If you find that your weight loss has stalled or you are not experiencing the desired progress, it may be necessary to make adjustments to your calorie deficit. This could involve slightly reducing your calorie intake or increasing your physical activity level. However, it is essential to make gradual changes and avoid extreme measures, as sustainable weight loss is the result of healthy, long-term habits and not drastic measures that are difficult to maintain.
Staying Motivated and Committed
Setting realistic goals
Setting realistic goals is vital for staying motivated and committed to your weight loss journey. Focus on long-term success rather than quick fixes. Break down your goals into smaller, achievable milestones and celebrate each milestone you reach. Remember that healthy and sustainable weight loss occurs at a rate of 1-2 pounds per week, so be patient with yourself and acknowledge the progress you make along the way.
Finding support and accountability
Having a support system and accountability can significantly enhance your motivation and commitment. Share your weight loss goals with a friend, family member, or online community. Consider joining a fitness group, hiring a personal trainer, or working with a registered dietitian. These individuals can provide guidance, encouragement, and support throughout your journey, making it easier to stay on track and motivated.
Maintaining a positive mindset
A positive mindset is essential for long-term success in weight loss and creating a calorie deficit. Embrace self-compassion and recognize that setbacks and challenges are normal. Focus on the positive changes you are making in your lifestyle and the overall benefits of a healthy and active life. Surround yourself with positive influences, engage in activities that bring you joy, and practice gratitude for the progress you are making towards a healthier you.
Health Considerations and Safety
Consulting with a healthcare professional
Before embarking on any weight loss journey or creating a calorie deficit, it is essential to consult with a healthcare professional, especially if you have any underlying health conditions or take medications. They can assess your individual needs, provide personalized recommendations, and monitor your progress to ensure your weight loss efforts are safe and appropriate for your specific circumstances.
Avoiding extreme calorie deficits
While creating a calorie deficit is necessary for weight loss, it is crucial to avoid extreme deficits, as they can have detrimental effects on your health. Severely restricting calories can lead to nutrient deficiencies, muscle loss, a decrease in metabolism, and other negative health consequences. Aim for a moderate calorie deficit that allows for sustainable weight loss while providing your body with the necessary nutrients to function optimally.
Recognizing signs of unhealthy weight loss
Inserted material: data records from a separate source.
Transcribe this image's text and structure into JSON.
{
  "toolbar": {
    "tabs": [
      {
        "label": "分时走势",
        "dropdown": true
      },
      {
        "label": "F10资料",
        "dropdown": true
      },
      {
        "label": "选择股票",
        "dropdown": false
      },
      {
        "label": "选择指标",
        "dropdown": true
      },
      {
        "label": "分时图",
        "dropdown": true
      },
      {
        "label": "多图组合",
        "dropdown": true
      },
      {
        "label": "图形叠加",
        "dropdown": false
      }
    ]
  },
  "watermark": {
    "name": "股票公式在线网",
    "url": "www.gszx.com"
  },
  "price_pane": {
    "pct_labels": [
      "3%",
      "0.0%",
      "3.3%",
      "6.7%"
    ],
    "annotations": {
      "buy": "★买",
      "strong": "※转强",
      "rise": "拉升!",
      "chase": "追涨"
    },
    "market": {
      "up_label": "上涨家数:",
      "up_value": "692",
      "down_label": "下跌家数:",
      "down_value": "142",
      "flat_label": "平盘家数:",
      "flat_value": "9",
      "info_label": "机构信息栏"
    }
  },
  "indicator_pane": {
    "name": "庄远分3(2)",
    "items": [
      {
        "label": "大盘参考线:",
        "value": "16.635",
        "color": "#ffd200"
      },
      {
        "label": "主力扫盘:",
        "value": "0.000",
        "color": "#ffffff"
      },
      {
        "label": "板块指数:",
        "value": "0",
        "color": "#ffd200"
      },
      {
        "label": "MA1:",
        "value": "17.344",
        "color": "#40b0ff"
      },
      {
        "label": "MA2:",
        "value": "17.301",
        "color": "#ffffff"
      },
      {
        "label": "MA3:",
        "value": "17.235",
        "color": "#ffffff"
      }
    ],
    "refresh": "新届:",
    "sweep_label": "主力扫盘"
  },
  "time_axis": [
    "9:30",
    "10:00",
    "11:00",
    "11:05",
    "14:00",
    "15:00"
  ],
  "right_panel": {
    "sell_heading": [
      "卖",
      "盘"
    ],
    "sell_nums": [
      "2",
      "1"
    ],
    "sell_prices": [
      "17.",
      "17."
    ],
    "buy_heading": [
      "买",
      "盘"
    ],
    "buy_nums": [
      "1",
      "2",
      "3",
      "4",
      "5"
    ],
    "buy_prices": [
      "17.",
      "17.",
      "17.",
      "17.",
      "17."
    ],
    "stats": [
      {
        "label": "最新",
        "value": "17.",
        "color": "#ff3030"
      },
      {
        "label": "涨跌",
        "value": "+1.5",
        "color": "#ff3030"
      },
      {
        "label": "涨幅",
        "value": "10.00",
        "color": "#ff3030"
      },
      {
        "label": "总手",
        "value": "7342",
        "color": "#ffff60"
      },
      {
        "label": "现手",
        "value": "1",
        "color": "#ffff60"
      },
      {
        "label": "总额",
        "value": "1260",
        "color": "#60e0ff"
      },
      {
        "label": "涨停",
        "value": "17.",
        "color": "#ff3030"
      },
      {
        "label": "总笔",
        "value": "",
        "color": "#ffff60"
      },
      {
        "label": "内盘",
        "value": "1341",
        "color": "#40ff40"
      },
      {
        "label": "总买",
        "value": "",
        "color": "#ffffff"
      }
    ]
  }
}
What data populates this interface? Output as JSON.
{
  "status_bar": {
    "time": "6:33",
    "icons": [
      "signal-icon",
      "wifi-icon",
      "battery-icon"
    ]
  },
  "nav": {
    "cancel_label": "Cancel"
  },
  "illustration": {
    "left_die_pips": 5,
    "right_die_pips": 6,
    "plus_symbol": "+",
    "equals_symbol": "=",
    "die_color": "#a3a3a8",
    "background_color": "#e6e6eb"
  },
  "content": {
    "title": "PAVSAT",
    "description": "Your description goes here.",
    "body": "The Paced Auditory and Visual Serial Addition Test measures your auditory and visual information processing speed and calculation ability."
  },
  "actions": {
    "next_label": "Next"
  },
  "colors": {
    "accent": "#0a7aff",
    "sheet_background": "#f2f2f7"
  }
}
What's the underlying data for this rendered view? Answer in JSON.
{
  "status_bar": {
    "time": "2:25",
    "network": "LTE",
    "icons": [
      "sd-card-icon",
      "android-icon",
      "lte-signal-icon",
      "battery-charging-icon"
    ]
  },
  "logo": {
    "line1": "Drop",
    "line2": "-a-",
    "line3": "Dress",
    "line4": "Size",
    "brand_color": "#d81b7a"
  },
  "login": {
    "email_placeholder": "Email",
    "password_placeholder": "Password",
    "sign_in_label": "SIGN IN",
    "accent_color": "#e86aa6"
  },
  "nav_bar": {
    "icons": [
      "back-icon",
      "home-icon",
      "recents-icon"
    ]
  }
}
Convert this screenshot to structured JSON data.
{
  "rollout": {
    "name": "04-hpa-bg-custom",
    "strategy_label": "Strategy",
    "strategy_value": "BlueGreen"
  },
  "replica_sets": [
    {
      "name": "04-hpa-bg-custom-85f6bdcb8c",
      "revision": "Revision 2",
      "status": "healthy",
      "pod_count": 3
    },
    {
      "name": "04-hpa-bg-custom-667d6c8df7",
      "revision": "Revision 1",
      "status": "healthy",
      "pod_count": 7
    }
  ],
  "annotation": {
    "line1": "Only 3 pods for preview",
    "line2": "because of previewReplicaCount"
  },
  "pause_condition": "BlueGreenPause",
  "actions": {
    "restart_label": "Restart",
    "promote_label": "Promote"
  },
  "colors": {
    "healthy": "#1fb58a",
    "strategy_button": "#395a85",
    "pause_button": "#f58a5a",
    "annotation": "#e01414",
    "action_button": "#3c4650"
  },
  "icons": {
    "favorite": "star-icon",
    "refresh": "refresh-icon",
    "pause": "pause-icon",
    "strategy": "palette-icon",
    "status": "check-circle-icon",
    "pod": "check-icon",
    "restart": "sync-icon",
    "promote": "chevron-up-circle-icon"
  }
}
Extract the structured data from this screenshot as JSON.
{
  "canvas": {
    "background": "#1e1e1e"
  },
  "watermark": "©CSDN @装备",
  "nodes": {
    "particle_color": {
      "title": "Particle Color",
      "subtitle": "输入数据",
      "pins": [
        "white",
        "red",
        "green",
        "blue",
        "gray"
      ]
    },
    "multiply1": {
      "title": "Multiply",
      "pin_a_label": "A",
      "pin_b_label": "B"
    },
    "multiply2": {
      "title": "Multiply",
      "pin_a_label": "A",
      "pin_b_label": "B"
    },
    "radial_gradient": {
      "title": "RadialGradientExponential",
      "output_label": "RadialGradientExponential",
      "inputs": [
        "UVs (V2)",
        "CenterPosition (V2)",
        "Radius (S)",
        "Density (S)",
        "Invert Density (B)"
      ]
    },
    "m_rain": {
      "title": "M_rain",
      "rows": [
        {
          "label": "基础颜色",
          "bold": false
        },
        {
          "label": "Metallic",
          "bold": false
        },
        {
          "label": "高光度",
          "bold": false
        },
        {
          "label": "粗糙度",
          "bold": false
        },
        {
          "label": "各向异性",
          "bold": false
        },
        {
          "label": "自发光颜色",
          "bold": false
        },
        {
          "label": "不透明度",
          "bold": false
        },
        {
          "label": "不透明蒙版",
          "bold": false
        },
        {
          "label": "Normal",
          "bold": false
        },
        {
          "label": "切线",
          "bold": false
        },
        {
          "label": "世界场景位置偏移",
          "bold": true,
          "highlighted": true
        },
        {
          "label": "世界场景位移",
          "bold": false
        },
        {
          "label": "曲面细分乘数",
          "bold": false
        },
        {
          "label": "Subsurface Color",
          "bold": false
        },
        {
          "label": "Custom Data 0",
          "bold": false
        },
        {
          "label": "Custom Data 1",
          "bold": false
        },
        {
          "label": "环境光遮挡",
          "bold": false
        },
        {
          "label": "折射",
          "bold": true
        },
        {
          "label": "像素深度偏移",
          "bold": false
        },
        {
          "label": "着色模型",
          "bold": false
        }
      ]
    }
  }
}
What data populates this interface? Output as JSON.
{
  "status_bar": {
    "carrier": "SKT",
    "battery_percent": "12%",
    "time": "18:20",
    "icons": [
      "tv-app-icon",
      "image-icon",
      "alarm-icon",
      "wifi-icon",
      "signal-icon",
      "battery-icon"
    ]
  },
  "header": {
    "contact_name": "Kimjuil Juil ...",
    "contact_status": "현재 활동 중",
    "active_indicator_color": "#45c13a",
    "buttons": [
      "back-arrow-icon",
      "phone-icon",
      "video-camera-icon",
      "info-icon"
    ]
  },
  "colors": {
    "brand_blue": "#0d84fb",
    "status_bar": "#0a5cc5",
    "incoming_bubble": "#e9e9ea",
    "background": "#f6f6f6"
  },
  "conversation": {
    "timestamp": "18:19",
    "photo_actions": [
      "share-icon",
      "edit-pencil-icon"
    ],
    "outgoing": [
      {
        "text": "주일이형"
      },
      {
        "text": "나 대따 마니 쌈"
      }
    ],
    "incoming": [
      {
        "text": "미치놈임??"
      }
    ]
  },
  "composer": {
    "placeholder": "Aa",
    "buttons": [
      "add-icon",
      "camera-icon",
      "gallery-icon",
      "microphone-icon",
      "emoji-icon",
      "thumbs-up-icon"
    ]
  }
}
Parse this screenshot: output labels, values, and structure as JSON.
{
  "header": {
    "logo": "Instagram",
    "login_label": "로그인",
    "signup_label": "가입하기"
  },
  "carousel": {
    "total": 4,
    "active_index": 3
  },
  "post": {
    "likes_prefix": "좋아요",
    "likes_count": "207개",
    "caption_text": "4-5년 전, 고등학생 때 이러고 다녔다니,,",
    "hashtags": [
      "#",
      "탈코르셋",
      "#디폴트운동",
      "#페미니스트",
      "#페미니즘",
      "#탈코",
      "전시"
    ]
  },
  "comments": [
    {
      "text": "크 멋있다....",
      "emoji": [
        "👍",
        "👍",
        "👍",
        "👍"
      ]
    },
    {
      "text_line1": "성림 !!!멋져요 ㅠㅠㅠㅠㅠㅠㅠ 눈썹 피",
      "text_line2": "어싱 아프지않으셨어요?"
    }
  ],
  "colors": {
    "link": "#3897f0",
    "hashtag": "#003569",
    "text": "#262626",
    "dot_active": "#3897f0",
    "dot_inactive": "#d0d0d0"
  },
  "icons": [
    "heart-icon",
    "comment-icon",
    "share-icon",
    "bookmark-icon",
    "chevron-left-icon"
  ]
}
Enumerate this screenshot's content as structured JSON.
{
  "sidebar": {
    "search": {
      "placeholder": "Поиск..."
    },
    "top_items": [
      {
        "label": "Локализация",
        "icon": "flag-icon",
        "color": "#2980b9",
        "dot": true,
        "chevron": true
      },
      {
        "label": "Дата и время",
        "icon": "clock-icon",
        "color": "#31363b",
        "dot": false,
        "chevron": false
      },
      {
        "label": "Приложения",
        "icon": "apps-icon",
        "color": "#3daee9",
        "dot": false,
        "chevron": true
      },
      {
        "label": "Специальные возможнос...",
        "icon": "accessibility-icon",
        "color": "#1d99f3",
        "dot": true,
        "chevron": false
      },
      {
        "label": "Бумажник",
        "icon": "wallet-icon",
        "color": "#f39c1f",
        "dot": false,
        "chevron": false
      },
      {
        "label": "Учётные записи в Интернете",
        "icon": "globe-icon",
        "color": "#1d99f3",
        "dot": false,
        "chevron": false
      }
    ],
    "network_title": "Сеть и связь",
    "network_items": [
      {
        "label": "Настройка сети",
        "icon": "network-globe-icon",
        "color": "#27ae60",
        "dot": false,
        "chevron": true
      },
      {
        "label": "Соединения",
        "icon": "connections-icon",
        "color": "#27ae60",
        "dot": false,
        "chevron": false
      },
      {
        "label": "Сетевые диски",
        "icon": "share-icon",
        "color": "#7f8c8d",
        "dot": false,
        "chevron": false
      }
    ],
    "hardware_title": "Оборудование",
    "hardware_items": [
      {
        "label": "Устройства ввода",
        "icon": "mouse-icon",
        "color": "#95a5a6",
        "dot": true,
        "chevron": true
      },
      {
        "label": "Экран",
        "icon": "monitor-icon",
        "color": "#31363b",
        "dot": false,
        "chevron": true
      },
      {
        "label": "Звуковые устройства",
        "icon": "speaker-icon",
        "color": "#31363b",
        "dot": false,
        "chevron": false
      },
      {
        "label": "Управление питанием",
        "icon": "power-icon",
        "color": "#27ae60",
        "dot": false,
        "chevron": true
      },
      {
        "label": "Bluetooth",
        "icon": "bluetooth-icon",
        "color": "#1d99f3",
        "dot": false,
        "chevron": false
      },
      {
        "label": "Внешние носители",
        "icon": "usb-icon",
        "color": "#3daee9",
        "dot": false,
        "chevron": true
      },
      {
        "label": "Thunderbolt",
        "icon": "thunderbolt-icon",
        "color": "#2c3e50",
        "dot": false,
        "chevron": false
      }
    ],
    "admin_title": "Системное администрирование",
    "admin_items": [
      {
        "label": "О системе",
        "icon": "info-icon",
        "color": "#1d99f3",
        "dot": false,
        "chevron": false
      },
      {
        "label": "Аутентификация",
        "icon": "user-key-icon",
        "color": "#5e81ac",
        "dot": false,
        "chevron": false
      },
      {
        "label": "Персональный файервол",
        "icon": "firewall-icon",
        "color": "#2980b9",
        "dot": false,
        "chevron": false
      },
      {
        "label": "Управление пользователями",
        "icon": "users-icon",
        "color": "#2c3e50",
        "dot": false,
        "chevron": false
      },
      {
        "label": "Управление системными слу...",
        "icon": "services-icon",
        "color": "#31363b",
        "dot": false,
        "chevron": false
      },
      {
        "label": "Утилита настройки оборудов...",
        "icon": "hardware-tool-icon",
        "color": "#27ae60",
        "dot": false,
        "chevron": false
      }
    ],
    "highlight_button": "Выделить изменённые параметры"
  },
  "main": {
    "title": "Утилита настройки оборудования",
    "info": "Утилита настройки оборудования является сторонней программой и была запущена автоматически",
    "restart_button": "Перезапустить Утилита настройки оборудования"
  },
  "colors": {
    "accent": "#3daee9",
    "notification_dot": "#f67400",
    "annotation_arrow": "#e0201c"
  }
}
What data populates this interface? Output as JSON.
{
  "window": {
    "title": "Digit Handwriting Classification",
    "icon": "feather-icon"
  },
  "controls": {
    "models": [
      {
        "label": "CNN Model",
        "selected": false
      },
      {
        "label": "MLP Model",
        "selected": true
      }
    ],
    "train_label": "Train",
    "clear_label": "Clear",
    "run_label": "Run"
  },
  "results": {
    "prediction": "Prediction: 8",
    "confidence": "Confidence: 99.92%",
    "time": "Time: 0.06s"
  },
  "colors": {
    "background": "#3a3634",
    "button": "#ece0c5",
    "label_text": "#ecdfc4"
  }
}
Unhealthy weight loss can manifest in various ways, and it is important to recognize the signs to ensure you are maintaining a safe and sustainable approach. Some signs of unhealthy weight loss include rapid weight loss, extreme fatigue, dizziness, hair loss, brittle nails, irregular menstrual cycles (in females), and obsessive thoughts or behaviors around food and exercise. If you experience any of these symptoms, it is essential to seek medical advice and re-evaluate your weight loss approach.
In conclusion, understanding and implementing a calorie deficit is the key to successful weight loss. By calculating your daily calorie needs, creating a calorie deficit through diet and exercise, managing hunger and nutrition, overcoming plateaus, monitoring progress, and staying motivated, you can achieve your weight loss goals in a safe and sustainable manner. Remember to prioritize your health, consult with healthcare professionals as needed, and celebrate the progress you make along the way. With dedication, patience, and the right approach, you can embark on a successful weight loss journey and improve your overall well-being.